*** Data records
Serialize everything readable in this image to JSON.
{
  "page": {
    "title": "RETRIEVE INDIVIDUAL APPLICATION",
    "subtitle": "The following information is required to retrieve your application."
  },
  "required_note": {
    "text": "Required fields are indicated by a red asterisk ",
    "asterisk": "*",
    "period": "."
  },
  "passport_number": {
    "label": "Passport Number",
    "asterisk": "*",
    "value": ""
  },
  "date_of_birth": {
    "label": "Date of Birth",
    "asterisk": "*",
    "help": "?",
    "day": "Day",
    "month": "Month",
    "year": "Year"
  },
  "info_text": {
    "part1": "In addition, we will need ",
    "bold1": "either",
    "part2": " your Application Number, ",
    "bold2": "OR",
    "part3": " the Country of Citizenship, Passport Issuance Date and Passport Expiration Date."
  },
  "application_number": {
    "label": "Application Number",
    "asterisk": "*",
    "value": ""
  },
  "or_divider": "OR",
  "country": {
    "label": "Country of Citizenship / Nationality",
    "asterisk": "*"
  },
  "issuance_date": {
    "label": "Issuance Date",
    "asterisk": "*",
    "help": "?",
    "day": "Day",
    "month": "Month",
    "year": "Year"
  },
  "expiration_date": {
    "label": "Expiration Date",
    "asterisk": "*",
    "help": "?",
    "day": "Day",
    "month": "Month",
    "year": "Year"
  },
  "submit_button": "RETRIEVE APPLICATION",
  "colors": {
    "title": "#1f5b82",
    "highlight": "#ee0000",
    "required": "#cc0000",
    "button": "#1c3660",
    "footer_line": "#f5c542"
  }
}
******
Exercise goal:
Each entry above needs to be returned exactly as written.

Reply to the task:
Serialize everything readable in this image to JSON.
{
  "page": {
    "title": "RETRIEVE INDIVIDUAL APPLICATION",
    "subtitle": "The following information is required to retrieve your application."
  },
  "required_note": {
    "text": "Required fields are indicated by a red asterisk ",
    "asterisk": "*",
    "period": "."
  },
  "passport_number": {
    "label": "Passport Number",
    "asterisk": "*",
    "value": ""
  },
  "date_of_birth": {
    "label": "Date of Birth",
    "asterisk": "*",
    "help": "?",
    "day": "Day",
    "month": "Month",
    "year": "Year"
  },
  "info_text": {
    "part1": "In addition, we will need ",
    "bold1": "either",
    "part2": " your Application Number, ",
    "bold2": "OR",
    "part3": " the Country of Citizenship, Passport Issuance Date and Passport Expiration Date."
  },
  "application_number": {
    "label": "Application Number",
    "asterisk": "*",
    "value": ""
  },
  "or_divider": "OR",
  "country": {
    "label": "Country of Citizenship / Nationality",
    "asterisk": "*"
  },
  "issuance_date": {
    "label": "Issuance Date",
    "asterisk": "*",
    "help": "?",
    "day": "Day",
    "month": "Month",
    "year": "Year"
  },
  "expiration_date": {
    "label": "Expiration Date",
    "asterisk": "*",
    "help": "?",
    "day": "Day",
    "month": "Month",
    "year": "Year"
  },
  "submit_button": "RETRIEVE APPLICATION",
  "colors": {
    "title": "#1f5b82",
    "highlight": "#ee0000",
    "required": "#cc0000",
    "button": "#1c3660",
    "footer_line": "#f5c542"
  }
}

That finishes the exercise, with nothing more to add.